Over at The ‘Ville Voice, Jake makes a comment quite applicable to New Albany’s seemingly unreformable one-way street grid. It begins innocuously …
Hoping to slow traffic and make the ride easier and safer for bicyclists and pedestrians, city officials are putting a handful of local streets on a “road diet.”
… before honing in for the kill:
Since these streets aren’t used by East Enders trying to speed through what they perceive as the ghetto, it shouldn’t be too big of a deal. [C-J/AKN]
That’s the essence of it: Those who don’t actually live there, complaining vociferously because they’ve been slightly inconvenienced during the daily speed-through.
And yet, even as we await the forthcoming Jeff Speck street study, the city of New Albany is unable (read: unwilling) to so much as attempt enforcement when it comes to daily ordeal of phenomenons such as the escalating heavy truck traffic on Spring Street.
Granted, an attitude of “let’s wait for Speck” is reasonable if (a) the study he produces will be taken seriously, apart from the sniffing of Democratic Party grandees — by no means assured given the terrified timidity of the ruling elite — and (b) if it means waiting just a bit on political patronage projects like the farmers market payback.
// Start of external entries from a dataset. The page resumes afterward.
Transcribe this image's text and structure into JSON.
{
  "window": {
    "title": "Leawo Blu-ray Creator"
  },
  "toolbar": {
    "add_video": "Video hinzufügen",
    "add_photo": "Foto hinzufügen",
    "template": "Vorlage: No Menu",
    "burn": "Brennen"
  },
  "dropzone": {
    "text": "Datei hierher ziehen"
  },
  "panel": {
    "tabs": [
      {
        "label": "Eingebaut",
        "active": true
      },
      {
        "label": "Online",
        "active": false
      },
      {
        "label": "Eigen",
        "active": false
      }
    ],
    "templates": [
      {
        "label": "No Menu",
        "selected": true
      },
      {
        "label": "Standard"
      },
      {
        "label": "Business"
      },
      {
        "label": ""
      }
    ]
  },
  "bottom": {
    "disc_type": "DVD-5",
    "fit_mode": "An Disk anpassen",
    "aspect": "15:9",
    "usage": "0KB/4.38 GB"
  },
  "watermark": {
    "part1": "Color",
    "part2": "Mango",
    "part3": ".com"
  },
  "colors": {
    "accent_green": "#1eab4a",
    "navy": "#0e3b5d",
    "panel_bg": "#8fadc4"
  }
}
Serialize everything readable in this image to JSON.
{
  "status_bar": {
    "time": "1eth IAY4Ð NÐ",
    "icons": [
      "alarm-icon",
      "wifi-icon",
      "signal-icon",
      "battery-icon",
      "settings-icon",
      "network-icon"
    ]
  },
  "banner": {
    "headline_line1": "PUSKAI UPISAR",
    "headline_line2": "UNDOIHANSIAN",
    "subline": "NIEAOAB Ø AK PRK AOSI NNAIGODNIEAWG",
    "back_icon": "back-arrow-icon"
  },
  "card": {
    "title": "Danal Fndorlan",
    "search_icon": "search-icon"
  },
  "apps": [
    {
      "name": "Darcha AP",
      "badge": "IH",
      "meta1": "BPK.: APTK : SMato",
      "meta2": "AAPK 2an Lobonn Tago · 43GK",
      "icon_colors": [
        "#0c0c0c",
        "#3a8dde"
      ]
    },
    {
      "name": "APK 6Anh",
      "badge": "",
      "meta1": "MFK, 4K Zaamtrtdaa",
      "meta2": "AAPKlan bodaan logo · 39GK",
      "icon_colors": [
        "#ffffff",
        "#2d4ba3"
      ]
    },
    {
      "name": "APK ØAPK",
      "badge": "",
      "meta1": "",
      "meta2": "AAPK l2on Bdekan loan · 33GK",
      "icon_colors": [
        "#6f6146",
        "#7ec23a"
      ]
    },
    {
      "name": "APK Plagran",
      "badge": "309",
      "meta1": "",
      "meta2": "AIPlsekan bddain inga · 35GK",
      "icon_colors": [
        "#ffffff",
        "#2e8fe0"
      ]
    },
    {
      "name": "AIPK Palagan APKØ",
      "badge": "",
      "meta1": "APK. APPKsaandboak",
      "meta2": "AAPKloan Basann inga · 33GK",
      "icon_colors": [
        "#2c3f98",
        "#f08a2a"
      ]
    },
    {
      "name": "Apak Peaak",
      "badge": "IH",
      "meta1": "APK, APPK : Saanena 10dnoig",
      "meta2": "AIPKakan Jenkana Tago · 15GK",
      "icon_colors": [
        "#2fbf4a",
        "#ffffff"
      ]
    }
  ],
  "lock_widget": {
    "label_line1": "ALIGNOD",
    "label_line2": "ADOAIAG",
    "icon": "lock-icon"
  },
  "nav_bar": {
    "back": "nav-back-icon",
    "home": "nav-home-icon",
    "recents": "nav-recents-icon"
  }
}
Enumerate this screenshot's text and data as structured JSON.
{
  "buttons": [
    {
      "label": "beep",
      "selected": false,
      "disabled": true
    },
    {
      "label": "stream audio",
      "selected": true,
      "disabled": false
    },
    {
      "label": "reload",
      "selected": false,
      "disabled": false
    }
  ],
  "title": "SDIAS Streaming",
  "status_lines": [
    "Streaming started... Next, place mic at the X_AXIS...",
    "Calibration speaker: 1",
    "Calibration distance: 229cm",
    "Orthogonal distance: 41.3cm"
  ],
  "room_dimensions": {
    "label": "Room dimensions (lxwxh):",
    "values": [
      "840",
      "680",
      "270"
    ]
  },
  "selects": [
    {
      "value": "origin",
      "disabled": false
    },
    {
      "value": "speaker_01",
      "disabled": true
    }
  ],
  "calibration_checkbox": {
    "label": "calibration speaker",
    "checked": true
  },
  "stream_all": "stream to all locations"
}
But the current daily situation on Spring Street is patently unsafe, and getting more so by the day … so, must the city “wait for Speck” to discharge its bare minimum obligation to ensure that its citizenry isn’t squashed like bugs on an unregulated arterial street?
Or must we wait … again … for uncounted years? The city can take control of the streets as they are, right now, anytime it chooses. It does not choose.
Why is that?